[latex]\left x \right\ge{ a}[/latex]  [latex]{x}\le\text{−a}[/latex] or [latex]{x}\ge{ a}[/latex]  [latex]\left(\infty,a\right]\cup\left[a,\infty\right)[/latex] 
[latex]\left x \right\gt\text{a}[/latex]  [latex]\displaystyle{x}\lt\text{−a}[/latex] or [latex]{x}\gt{ a}[/latex]  [latex]\left(\infty,a\right)\cup\left(a,\infty\right)[/latex] 
Let’s look at a few more examples of inequalities containing absolute values.
Example
Solve for x. [latex]\leftx+3\right\gt4[/latex]
Example
Solve for y. [latex] \displaystyle \mathsf{3}\left \mathsf{2}\mathrm{y}\mathsf{+6} \right\mathsf{9<27}[/latex]
In the following video, you will see an example of solving multistep absolute value inequalities involving an OR situation.

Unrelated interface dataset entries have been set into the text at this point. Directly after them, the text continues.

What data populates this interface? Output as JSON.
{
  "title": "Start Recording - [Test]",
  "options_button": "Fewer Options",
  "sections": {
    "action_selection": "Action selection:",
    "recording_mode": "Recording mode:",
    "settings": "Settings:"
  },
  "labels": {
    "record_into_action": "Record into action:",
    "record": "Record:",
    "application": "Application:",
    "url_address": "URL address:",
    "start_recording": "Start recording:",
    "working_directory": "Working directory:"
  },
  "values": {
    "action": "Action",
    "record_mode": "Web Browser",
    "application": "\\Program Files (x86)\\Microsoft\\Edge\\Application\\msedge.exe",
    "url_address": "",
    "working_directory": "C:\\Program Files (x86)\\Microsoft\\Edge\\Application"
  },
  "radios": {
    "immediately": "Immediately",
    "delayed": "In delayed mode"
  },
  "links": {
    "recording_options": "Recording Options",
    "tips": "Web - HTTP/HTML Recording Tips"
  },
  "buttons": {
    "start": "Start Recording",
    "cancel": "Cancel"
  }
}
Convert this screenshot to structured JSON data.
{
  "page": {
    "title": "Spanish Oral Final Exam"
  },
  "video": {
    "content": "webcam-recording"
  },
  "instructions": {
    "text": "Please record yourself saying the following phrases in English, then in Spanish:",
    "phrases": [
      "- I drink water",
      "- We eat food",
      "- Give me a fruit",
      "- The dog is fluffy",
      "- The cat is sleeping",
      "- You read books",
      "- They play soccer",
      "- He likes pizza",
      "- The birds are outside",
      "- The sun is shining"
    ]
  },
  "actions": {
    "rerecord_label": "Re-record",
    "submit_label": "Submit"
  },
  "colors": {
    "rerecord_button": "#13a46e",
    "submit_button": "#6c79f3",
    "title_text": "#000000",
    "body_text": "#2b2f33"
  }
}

In the following video you will see an example of solving multistep absolute value inequalities involving an AND situation.
In the last video that follows, you will see an example of solving an absolute value inequality where you need to isolate the absolute value first.

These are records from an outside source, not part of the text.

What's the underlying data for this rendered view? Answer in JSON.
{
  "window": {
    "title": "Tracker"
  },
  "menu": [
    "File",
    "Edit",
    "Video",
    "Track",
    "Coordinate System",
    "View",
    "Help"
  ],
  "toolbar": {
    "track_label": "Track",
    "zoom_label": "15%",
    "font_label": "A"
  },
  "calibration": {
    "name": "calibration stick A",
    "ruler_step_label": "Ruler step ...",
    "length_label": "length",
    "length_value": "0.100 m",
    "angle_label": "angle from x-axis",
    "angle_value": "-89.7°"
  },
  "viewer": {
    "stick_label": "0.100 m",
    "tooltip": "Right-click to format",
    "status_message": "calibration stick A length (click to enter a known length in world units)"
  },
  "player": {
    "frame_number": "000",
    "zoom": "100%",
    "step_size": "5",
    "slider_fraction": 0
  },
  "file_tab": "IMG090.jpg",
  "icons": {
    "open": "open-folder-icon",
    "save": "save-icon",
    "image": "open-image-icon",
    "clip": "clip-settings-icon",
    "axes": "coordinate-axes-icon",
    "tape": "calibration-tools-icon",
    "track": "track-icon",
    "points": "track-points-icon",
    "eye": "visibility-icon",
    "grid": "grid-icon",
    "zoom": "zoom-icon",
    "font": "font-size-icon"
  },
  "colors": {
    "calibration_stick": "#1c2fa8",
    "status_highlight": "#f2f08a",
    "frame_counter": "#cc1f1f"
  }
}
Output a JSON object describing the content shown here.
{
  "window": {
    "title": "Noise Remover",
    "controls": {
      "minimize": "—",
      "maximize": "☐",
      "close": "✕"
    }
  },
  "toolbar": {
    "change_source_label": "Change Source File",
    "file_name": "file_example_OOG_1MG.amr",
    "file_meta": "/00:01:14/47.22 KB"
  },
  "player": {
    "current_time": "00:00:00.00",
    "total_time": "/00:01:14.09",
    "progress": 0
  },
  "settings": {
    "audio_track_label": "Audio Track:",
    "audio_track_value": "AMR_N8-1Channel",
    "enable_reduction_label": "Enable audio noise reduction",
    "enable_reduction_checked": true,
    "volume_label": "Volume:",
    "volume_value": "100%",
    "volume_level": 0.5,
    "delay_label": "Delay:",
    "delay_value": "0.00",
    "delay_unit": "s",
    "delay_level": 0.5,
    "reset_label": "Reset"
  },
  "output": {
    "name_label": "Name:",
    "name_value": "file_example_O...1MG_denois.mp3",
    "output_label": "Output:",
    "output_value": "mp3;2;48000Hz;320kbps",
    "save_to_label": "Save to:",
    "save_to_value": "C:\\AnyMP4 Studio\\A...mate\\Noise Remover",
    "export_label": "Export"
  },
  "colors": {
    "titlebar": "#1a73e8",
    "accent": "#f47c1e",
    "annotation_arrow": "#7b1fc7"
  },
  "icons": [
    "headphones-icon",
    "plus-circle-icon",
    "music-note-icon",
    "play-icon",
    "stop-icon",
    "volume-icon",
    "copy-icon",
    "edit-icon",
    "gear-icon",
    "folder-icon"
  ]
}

Identify cases of inequalities containing absolute values that have no solutions
As with equations, there may be instances in which there is no solution to an inequality.
Example
Solve for x. [latex]\left2x+3\right+9\leq 7[/latex]
Summary
A compound inequality is a statement of two inequality statements linked together either by the word or or by the word and. Sometimes, an and compound inequality is shown symbolically, like [latex]a<x<b[/latex], and does not even need the word and. Because compound inequalities represent either a union or intersection of the individual inequalities, graphing them on a number line can be a helpful way to see or check a solution. Compound inequalities can be manipulated and solved in much the same way any inequality is solved, by paying attention to the properties of inequalities and the rules for solving them.
Absolute inequalities can be solved by rewriting them using compound inequalities. The first step to solving absolute inequalities is to isolate the absolute value. The next step is to decide whether you are working with an OR inequality or an AND inequality. If the inequality is greater than a number, we will use OR. If the inequality is less than a number, we will use AND. Remember that if we end up with an absolute value greater than or less than a negative number, there is no solution.